Thank the godstars it’s well-written because we’d have a massive problem if it weren’t, Laini Taylor.
It really is well-written, though. It’s the kind of book that reminds me that purple prose can be gorgeous if used the right way. Every word is lyrical and so expertly chosen. I never felt bored or bullshitted by the prose and never was a complex word used in a way that made me lose touch of the story I was in. It was remarkably enveloping and just made the world Laini Taylor built come to life. Even the parts that aren’t purple prose are sometimes so poignant you just have to make a note of it and put it in your pocket for later.
“The two of them were stoic and stone-faced and ten feet apart, currently not even looking at each other, but Zuzana had the impression of a pair of magnets pretending not to be magnets. Which, you know, only works until it doesn’t.”
It’s just such a wonderfully encapsulating read, guys. The story is so deliriously mystical, so clever and intriguing, you can never ever tell where it’s going to go. The characters are memorable and lovable, even
Mary Sue Karou. And it’s all so exquisitely written it’s just the cherry on the top of a red velvet cake.
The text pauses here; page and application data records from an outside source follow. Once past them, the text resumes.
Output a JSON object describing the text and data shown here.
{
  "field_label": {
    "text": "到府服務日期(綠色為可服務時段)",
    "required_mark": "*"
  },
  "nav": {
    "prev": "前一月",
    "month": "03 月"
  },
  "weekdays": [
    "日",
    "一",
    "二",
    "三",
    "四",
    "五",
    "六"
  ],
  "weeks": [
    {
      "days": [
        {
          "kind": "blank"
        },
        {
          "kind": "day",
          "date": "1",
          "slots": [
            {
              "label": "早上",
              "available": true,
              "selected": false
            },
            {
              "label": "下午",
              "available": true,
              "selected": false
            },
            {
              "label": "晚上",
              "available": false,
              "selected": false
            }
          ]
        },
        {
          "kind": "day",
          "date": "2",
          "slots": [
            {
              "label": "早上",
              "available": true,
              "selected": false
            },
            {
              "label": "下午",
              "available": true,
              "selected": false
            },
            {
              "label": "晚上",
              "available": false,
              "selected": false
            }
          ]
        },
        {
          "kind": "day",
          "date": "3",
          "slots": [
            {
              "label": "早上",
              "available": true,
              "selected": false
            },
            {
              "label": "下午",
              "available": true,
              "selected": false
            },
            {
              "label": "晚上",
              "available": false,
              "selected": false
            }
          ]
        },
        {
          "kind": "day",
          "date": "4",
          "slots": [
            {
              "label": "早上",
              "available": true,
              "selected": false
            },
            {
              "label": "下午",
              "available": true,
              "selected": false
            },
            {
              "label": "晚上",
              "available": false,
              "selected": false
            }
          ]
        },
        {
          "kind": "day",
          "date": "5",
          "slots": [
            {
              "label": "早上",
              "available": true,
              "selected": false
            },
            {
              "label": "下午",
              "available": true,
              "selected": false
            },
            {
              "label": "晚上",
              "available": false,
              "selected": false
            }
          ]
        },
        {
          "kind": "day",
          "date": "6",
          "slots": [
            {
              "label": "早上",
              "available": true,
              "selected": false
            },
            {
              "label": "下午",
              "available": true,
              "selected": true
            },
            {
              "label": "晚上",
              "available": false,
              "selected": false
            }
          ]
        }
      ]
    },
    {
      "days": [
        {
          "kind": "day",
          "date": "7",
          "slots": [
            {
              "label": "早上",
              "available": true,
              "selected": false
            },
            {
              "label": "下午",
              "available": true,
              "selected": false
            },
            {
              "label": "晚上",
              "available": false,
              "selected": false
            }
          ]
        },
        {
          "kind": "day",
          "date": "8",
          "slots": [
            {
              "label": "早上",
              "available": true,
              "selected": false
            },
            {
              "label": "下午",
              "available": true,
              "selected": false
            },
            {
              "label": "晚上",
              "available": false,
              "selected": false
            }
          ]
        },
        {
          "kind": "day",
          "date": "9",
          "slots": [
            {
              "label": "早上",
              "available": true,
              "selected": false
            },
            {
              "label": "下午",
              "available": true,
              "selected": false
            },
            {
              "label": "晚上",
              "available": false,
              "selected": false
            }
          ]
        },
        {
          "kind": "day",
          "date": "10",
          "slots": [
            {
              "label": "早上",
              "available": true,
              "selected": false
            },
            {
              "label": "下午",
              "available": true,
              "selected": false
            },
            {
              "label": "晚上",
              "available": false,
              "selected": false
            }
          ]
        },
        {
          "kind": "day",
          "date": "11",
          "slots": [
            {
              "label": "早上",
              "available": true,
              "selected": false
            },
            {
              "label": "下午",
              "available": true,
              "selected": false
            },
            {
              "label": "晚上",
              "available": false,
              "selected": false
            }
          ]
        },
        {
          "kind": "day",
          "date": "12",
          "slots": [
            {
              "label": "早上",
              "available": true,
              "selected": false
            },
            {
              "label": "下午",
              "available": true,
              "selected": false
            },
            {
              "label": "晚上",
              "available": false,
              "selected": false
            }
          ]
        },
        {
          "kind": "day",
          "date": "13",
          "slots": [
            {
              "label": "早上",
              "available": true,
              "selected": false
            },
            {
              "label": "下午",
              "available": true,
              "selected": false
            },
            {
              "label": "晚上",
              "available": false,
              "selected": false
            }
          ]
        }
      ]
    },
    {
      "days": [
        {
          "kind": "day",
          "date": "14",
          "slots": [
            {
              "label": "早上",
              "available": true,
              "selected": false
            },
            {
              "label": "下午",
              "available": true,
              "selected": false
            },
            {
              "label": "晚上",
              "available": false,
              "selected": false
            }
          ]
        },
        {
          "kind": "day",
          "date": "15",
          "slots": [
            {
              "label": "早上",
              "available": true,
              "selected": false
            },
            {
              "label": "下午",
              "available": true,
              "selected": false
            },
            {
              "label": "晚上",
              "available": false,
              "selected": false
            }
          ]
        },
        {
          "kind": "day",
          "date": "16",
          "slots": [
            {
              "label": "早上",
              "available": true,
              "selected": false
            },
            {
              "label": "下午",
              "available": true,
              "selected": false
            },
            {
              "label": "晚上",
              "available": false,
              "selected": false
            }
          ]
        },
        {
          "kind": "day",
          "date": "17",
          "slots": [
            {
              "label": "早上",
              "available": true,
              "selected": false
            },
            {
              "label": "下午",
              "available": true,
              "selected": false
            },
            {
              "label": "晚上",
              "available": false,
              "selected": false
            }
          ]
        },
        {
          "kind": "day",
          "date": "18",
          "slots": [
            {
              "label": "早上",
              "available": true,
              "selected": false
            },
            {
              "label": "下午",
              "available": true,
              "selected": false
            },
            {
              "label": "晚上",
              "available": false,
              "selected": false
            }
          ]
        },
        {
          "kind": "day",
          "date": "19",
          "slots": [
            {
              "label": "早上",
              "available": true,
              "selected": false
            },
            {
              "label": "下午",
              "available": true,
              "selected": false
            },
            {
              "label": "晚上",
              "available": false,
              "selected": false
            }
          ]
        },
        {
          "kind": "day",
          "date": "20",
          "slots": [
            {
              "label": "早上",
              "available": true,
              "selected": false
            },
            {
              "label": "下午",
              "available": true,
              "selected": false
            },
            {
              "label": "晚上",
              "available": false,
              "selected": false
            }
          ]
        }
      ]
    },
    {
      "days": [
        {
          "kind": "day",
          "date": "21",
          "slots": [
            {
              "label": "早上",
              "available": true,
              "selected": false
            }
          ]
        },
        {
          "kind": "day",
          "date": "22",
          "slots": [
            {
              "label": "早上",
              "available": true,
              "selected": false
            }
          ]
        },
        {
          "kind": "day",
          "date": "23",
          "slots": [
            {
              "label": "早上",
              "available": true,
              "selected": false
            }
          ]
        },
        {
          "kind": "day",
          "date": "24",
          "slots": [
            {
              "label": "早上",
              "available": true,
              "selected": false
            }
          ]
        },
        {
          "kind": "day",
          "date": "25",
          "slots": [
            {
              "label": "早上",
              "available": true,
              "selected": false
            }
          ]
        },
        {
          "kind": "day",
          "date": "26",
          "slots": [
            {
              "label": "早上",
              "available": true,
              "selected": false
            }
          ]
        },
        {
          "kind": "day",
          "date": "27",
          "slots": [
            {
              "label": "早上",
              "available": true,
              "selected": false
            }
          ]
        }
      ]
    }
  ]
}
Read it if you’re one for a love story or three. Read it if you love magic and originality. Read it if you want to be blown away by plot and a suspenseful yet elegant narrative. Read it because you love yourself and this book loves you.